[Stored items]
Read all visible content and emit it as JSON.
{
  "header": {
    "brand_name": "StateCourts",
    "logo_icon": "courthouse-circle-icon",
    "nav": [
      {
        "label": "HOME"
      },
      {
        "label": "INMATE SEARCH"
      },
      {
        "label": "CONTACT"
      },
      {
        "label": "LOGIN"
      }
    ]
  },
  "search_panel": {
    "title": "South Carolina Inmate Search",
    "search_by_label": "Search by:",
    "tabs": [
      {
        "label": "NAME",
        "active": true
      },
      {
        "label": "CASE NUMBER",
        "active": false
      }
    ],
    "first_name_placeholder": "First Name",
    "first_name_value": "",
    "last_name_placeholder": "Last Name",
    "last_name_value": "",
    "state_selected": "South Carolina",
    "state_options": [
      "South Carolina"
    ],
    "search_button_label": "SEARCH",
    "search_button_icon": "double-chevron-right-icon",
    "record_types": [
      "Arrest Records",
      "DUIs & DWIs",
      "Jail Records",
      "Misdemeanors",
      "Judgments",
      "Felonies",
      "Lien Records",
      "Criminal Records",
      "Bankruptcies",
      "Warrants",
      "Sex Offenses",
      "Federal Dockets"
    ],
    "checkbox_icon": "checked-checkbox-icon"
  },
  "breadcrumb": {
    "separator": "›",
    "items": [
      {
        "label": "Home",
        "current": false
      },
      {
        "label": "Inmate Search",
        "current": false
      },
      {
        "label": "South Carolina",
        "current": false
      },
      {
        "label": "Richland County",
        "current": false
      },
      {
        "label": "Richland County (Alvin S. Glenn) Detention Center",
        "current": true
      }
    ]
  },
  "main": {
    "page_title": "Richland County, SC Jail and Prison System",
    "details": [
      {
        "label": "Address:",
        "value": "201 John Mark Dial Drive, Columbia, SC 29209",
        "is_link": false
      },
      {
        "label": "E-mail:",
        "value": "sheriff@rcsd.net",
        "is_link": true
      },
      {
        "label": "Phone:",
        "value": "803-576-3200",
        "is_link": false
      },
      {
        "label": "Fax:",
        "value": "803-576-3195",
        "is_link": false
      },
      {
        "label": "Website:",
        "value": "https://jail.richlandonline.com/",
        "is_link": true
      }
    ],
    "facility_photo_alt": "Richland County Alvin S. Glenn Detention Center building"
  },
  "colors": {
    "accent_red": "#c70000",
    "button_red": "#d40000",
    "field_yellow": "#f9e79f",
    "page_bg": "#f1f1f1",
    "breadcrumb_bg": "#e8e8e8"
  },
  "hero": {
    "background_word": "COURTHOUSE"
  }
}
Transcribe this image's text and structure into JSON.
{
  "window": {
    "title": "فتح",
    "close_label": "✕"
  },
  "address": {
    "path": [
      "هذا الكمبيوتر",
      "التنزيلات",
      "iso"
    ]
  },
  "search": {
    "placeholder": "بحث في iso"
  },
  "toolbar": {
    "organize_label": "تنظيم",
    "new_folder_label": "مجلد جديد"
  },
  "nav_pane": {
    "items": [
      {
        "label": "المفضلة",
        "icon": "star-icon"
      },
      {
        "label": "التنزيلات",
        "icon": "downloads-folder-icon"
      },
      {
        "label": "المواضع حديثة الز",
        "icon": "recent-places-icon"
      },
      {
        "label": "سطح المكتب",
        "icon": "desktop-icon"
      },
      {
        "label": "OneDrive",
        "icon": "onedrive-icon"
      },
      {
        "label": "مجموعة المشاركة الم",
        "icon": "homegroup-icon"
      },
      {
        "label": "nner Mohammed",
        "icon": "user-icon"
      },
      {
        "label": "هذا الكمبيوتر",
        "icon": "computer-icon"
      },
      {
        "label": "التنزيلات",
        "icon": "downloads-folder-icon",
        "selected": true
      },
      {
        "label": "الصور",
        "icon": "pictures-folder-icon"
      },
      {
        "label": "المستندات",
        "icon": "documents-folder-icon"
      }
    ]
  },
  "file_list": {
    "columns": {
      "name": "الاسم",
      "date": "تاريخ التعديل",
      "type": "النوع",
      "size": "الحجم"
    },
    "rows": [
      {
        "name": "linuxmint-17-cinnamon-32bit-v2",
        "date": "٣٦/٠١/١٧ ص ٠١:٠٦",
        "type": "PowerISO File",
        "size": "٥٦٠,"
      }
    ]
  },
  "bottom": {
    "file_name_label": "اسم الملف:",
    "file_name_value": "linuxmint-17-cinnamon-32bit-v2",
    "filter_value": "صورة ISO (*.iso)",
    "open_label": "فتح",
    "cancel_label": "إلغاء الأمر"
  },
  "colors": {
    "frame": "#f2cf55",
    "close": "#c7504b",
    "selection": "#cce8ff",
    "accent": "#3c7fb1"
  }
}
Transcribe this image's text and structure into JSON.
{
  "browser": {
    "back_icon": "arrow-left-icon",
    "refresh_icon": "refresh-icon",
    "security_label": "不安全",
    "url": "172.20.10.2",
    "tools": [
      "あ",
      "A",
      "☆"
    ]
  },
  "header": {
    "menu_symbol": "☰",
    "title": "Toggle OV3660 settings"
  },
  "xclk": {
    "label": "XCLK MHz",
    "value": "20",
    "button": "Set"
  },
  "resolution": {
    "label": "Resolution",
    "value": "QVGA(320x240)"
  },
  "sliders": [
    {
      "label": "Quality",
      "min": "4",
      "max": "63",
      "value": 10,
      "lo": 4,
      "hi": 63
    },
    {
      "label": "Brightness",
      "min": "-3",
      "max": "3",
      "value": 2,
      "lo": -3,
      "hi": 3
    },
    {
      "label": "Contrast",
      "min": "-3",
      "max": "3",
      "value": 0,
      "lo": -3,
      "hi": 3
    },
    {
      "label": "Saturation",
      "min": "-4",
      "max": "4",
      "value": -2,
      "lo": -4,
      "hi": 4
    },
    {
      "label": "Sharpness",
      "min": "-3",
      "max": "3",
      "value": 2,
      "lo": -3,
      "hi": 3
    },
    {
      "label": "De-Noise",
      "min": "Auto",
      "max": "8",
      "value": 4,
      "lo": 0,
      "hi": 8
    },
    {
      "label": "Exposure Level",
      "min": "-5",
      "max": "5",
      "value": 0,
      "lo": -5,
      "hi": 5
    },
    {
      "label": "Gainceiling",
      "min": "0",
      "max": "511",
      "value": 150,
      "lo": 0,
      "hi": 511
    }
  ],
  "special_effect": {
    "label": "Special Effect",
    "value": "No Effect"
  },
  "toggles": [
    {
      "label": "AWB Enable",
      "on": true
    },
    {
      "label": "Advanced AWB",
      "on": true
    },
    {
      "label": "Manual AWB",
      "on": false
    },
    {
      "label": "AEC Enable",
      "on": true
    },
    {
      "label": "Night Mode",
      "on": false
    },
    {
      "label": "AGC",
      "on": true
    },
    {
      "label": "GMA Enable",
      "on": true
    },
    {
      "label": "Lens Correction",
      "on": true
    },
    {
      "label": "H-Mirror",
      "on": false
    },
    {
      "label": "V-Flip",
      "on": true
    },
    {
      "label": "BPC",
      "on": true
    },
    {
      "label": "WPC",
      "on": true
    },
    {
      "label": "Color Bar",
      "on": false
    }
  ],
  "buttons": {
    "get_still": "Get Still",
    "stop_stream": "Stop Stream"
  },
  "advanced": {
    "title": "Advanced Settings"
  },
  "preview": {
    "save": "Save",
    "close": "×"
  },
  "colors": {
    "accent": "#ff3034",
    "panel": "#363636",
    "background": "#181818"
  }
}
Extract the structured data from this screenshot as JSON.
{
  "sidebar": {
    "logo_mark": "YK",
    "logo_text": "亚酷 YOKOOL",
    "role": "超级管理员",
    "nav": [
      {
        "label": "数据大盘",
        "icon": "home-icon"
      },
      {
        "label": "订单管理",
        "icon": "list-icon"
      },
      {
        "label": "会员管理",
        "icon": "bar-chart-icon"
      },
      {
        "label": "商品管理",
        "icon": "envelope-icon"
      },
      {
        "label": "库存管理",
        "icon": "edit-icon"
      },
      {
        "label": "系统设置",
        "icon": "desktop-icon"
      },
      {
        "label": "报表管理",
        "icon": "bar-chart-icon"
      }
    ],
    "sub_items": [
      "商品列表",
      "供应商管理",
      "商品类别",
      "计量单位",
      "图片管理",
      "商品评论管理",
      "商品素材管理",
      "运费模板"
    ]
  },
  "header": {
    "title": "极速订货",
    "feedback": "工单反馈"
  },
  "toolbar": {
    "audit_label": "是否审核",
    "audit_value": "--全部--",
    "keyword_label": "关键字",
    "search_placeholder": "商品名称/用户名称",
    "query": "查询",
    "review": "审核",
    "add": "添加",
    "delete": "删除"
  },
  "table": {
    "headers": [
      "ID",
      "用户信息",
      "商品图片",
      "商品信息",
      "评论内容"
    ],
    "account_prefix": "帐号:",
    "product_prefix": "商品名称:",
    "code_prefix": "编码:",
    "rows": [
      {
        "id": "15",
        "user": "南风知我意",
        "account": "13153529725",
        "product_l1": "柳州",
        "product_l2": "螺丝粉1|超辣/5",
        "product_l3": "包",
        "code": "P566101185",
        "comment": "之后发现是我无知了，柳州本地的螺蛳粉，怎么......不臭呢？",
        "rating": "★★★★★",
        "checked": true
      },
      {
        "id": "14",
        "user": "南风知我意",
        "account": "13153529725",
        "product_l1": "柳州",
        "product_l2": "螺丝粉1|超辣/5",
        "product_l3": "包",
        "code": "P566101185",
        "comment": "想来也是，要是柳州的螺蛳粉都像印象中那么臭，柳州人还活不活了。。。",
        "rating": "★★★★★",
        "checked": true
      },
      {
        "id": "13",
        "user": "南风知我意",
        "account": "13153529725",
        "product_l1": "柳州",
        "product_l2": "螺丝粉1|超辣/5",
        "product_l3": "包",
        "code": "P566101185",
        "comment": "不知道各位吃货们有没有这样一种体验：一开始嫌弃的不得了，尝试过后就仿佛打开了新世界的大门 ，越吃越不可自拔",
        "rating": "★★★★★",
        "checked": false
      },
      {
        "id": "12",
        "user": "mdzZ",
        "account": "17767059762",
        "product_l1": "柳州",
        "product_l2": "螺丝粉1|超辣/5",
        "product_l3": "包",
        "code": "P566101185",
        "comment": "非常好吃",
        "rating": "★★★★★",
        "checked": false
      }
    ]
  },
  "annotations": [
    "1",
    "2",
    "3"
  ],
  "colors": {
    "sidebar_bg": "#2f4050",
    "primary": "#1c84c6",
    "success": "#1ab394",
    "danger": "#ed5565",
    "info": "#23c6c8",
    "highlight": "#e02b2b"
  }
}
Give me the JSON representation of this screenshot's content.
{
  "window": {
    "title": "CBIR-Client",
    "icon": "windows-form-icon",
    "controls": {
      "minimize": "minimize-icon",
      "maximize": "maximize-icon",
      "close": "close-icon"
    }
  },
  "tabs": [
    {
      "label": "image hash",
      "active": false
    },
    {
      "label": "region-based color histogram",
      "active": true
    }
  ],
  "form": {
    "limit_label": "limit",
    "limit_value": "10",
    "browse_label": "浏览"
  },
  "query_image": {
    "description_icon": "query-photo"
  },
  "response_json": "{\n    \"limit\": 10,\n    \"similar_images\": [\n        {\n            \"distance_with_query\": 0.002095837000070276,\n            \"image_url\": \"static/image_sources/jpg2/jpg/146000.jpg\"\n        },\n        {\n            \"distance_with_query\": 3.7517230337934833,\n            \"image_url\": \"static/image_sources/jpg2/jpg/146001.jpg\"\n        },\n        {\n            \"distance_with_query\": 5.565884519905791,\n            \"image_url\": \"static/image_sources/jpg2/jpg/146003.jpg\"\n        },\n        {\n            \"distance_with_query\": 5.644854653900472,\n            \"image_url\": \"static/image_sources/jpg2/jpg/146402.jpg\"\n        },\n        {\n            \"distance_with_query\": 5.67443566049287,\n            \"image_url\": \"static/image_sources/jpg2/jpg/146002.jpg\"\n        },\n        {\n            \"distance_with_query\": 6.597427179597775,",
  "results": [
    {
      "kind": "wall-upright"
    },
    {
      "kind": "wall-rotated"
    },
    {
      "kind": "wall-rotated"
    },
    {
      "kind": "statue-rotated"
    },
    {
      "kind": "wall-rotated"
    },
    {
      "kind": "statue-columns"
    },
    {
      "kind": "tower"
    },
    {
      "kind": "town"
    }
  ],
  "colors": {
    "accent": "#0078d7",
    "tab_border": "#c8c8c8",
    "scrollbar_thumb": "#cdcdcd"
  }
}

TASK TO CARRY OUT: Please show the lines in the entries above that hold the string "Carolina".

SOLUTION:
    "title": "South Carolina Inmate Search",
    "state_selected": "South Carolina",
      "South Carolina"
        "label": "South Carolina",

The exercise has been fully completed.